# [Activity]
Go through the material below and report how many lines contain "Override". Give only the number.
····················
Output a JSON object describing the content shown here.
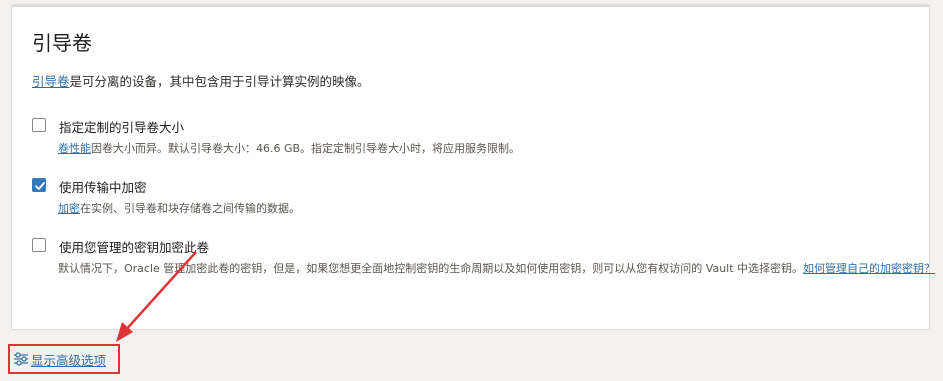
{
  "section": {
    "title": "引导卷",
    "intro_link": "引导卷",
    "intro_text": "是可分离的设备，其中包含用于引导计算实例的映像。"
  },
  "options": [
    {
      "label": "指定定制的引导卷大小",
      "checked": false,
      "help_link": "卷性能",
      "help_text": "因卷大小而异。默认引导卷大小：46.6 GB。指定定制引导卷大小时，将应用服务限制。"
    },
    {
      "label": "使用传输中加密",
      "checked": true,
      "help_link": "加密",
      "help_text": "在实例、引导卷和块存储卷之间传输的数据。"
    },
    {
      "label": "使用您管理的密钥加密此卷",
      "checked": false,
      "help_text": "默认情况下，Oracle 管理加密此卷的密钥，但是，如果您想更全面地控制密钥的生命周期以及如何使用密钥，则可以从您有权访问的 Vault 中选择密钥。",
      "help_link": "如何管理自己的加密密钥？"
    }
  ],
  "advanced": {
    "label": "显示高级选项",
    "icon": "sliders-icon"
  },
  "colors": {
    "link": "#2d6ea8",
    "checkbox_checked": "#3178bd",
    "annotation": "#e03434"
  }
}
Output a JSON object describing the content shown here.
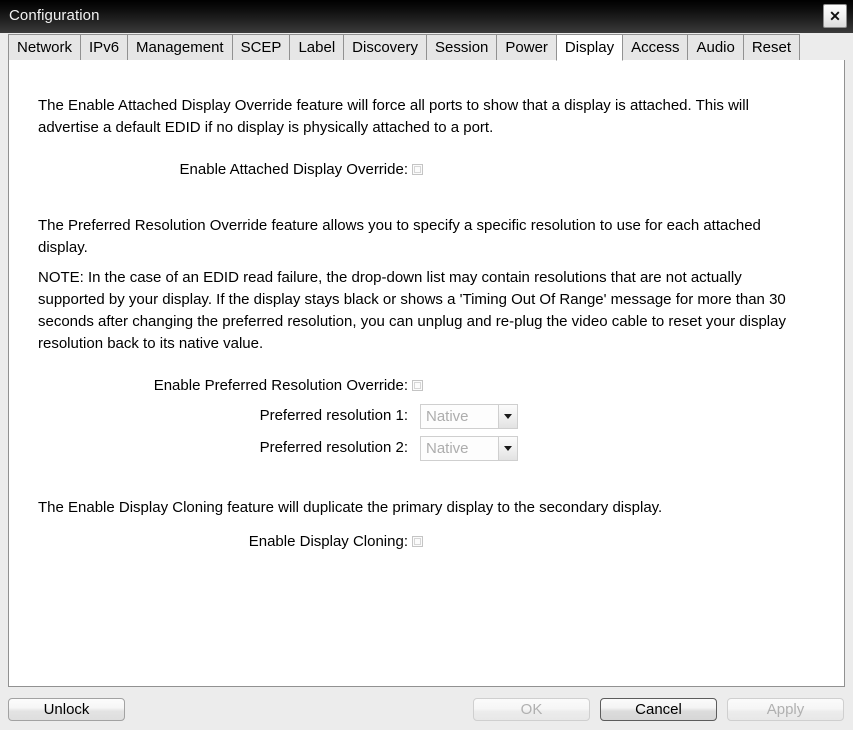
{
  "window": {
    "title": "Configuration",
    "close_label": "✕"
  },
  "tabs": [
    {
      "label": "Network",
      "active": false
    },
    {
      "label": "IPv6",
      "active": false
    },
    {
      "label": "Management",
      "active": false
    },
    {
      "label": "SCEP",
      "active": false
    },
    {
      "label": "Label",
      "active": false
    },
    {
      "label": "Discovery",
      "active": false
    },
    {
      "label": "Session",
      "active": false
    },
    {
      "label": "Power",
      "active": false
    },
    {
      "label": "Display",
      "active": true
    },
    {
      "label": "Access",
      "active": false
    },
    {
      "label": "Audio",
      "active": false
    },
    {
      "label": "Reset",
      "active": false
    }
  ],
  "display_tab": {
    "attached_display_paragraph": "The Enable Attached Display Override feature will force all ports to show that a display is attached. This will advertise a default EDID if no display is physically attached to a port.",
    "attached_display_label": "Enable Attached Display Override:",
    "preferred_resolution_paragraph": "The Preferred Resolution Override feature allows you to specify a specific resolution to use for each attached display.",
    "note_paragraph": "NOTE: In the case of an EDID read failure, the drop-down list may contain resolutions that are not actually supported by your display. If the display stays black or shows a 'Timing Out Of Range' message for more than 30 seconds after changing the preferred resolution, you can unplug and re-plug the video cable to reset your display resolution back to its native value.",
    "preferred_override_label": "Enable Preferred Resolution Override:",
    "preferred_res1_label": "Preferred resolution 1:",
    "preferred_res1_value": "Native",
    "preferred_res2_label": "Preferred resolution 2:",
    "preferred_res2_value": "Native",
    "cloning_paragraph": "The Enable Display Cloning feature will duplicate the primary display to the secondary display.",
    "cloning_label": "Enable Display Cloning:"
  },
  "footer": {
    "unlock_label": "Unlock",
    "ok_label": "OK",
    "cancel_label": "Cancel",
    "apply_label": "Apply"
  },
  "colors": {
    "titlebar_top": "#000000",
    "titlebar_bottom": "#3c3c3c",
    "window_bg": "#ececec",
    "panel_bg": "#ffffff",
    "panel_border": "#919191",
    "tab_inactive_bg": "#e6e6e6",
    "tab_active_bg": "#ffffff",
    "disabled_text": "#b0b0b0"
  }
}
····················
# [Result]
4